So college-friend and I stuck around. And I managed to get into a conversation with some Harvard-undergrad-educated white girl with a fancy l.a. power job about how “beautiful” burque is. “It really is enchanting!” she said as she moved her arms snakelike up and down to demonstrate “enchantment.” (This in reference to the state slogan “the land of enchantment” that I hate if only because white people use it to exoticize us—native and nuevomexican@ people–by ignoring our presence so they can talk about landscapes as if we don’t exist. Freakin colonization dude!) She told us how she went on the tram, toured old town, and was then “totally hooked on the a-b-q.” And how her friend has a “fabulous” house there with a “wonderful view of the city” and she is thinking of moving there soon.
“Don’t you just loooove it there?” she asked, with that silly dreamy breathy tone that they all use.
“Um. It’s my home.” I said. My familia has lived there for centuries and therefore I am tied to the land. Of course I love it and of course I think it’s beautiful—but not because it’s freakin’ “enchanting”!!! And seriously, am I supposed to respond in a way that is self-exoticizing?
Then she said, “Do you not like it there? Because some people don’t like to live where they grew up. They just don’t appreciate their home towns like people who are not from there do.” The arrogance is really quite astounding!
But then all I could muster through my killing rage was, “Yes, I do like it there. Yes, it is beautiful.” Geez, you’d think I would have learned by now how to confront this perpetual issue. Because what I really wanted to say was, “Leave the damn ‘fabulous house’ and go to where I grew up in cinco puntos or Los Padillas or another barrio or to one of the reservations. And then tell me if you still think it’s beautiful, bitch!” I mean, how do you subvert the colonial gaze without being totally angry and, on the other hand, without doing the mimicry thing (a la homi b.)?
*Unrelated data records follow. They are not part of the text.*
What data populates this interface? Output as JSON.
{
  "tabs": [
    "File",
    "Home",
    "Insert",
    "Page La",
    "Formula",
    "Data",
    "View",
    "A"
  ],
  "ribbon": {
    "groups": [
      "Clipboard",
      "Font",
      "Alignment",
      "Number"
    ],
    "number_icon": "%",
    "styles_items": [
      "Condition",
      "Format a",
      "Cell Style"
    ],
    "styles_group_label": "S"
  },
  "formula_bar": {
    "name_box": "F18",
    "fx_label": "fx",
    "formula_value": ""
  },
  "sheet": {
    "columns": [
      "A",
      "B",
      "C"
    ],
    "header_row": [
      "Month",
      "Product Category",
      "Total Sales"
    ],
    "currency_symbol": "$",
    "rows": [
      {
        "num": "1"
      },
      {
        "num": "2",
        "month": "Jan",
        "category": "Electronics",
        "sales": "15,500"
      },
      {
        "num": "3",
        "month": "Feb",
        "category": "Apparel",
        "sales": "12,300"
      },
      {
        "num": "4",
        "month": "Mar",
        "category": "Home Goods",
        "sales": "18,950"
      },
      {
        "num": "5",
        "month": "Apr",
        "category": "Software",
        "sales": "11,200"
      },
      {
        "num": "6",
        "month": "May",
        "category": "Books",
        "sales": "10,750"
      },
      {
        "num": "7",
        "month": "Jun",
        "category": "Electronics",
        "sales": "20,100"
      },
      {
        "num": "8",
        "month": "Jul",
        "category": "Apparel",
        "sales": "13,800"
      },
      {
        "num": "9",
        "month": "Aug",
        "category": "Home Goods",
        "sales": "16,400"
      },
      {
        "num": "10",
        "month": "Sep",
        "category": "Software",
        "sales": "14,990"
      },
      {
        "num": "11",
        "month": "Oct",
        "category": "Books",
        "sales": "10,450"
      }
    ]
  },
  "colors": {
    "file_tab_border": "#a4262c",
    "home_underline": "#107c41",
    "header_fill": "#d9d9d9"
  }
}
College-friend came to the rescue and changed the subject. We left soon after—not because of the wack white girl, but because we kept getting the brush off, no matter how many different folks we tried to chat with. Now, back in my cozy apartment, I guess the night wasn’t a total bust because I met those cool nuevo mexico chicas and it was good to see the very cool party-hostess. But the contrast, between folks who get it and folks who clearly have no intention of getting it, still has my blood boiling. And the snooty l.a. factor? Well that just makes it worse. Again, I ask, WTF?
The whole experience made me appreciate even more my amigas and the community I just visited in tejas last weekend. That’s real. They are real. I’m going to try not to let this stop me from putting myself out there and meeting people. But I gotta say, it has been taking a lot of freakin emotional work—much more than any new place I’ve moved to (besides Appalachia when I was a tender adolescent). And I really do like l.a. I’m positive that there’s community in this sprawling city for me. I guess I’m just going to have to build slowly and be more patient.